What this task involves: Exact copies of all the entries are required, and no pictures should appear in them.

(Web page and app entries)

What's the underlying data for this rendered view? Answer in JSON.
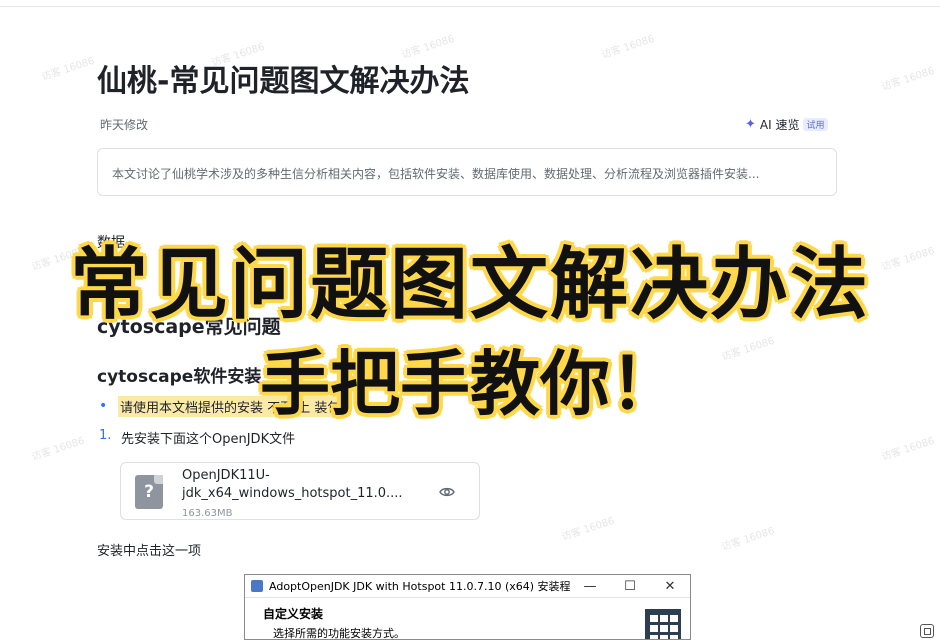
{
  "doc": {
    "title": "仙桃-常见问题图文解决办法",
    "modified": "昨天修改",
    "ai_label": "AI 速览",
    "ai_badge": "试用",
    "summary": "本文讨论了仙桃学术涉及的多种生信分析相关内容，包括软件安装、数据库使用、数据处理、分析流程及浏览器插件安装..."
  },
  "rows": {
    "row1": "数据",
    "row2": "回资"
  },
  "section": {
    "h2": "cytoscape常见问题",
    "h3": "cytoscape软件安装",
    "bullet_text": "请使用本文档提供的安装      不要      上      装包",
    "step1_num": "1.",
    "step1_text": "先安装下面这个OpenJDK文件"
  },
  "file": {
    "name": "OpenJDK11U-jdk_x64_windows_hotspot_11.0....",
    "size": "163.63MB",
    "icon_glyph": "?"
  },
  "note": "安装中点击这一项",
  "dialog": {
    "title": "AdoptOpenJDK JDK with Hotspot 11.0.7.10 (x64) 安装程序",
    "minimize": "—",
    "maximize": "☐",
    "close": "✕",
    "heading": "自定义安装",
    "subheading": "选择所需的功能安装方式。"
  },
  "overlay": {
    "line1": "常见问题图文解决办法",
    "line2": "手把手教你！"
  },
  "watermark": "访客 16086",
  "colors": {
    "accent": "#3370ff",
    "highlight": "#fbe9a6",
    "overlay_stroke": "#ffd84a"
  }
}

Result of the task:
What's the underlying data for this rendered view? Answer in JSON.
{
  "doc": {
    "title": "仙桃-常见问题图文解决办法",
    "modified": "昨天修改",
    "ai_label": "AI 速览",
    "ai_badge": "试用",
    "summary": "本文讨论了仙桃学术涉及的多种生信分析相关内容，包括软件安装、数据库使用、数据处理、分析流程及浏览器插件安装..."
  },
  "rows": {
    "row1": "数据",
    "row2": "回资"
  },
  "section": {
    "h2": "cytoscape常见问题",
    "h3": "cytoscape软件安装",
    "bullet_text": "请使用本文档提供的安装      不要      上      装包",
    "step1_num": "1.",
    "step1_text": "先安装下面这个OpenJDK文件"
  },
  "file": {
    "name": "OpenJDK11U-jdk_x64_windows_hotspot_11.0....",
    "size": "163.63MB",
    "icon_glyph": "?"
  },
  "note": "安装中点击这一项",
  "dialog": {
    "title": "AdoptOpenJDK JDK with Hotspot 11.0.7.10 (x64) 安装程序",
    "minimize": "—",
    "maximize": "☐",
    "close": "✕",
    "heading": "自定义安装",
    "subheading": "选择所需的功能安装方式。"
  },
  "overlay": {
    "line1": "常见问题图文解决办法",
    "line2": "手把手教你！"
  },
  "watermark": "访客 16086",
  "colors": {
    "accent": "#3370ff",
    "highlight": "#fbe9a6",
    "overlay_stroke": "#ffd84a"
  }
}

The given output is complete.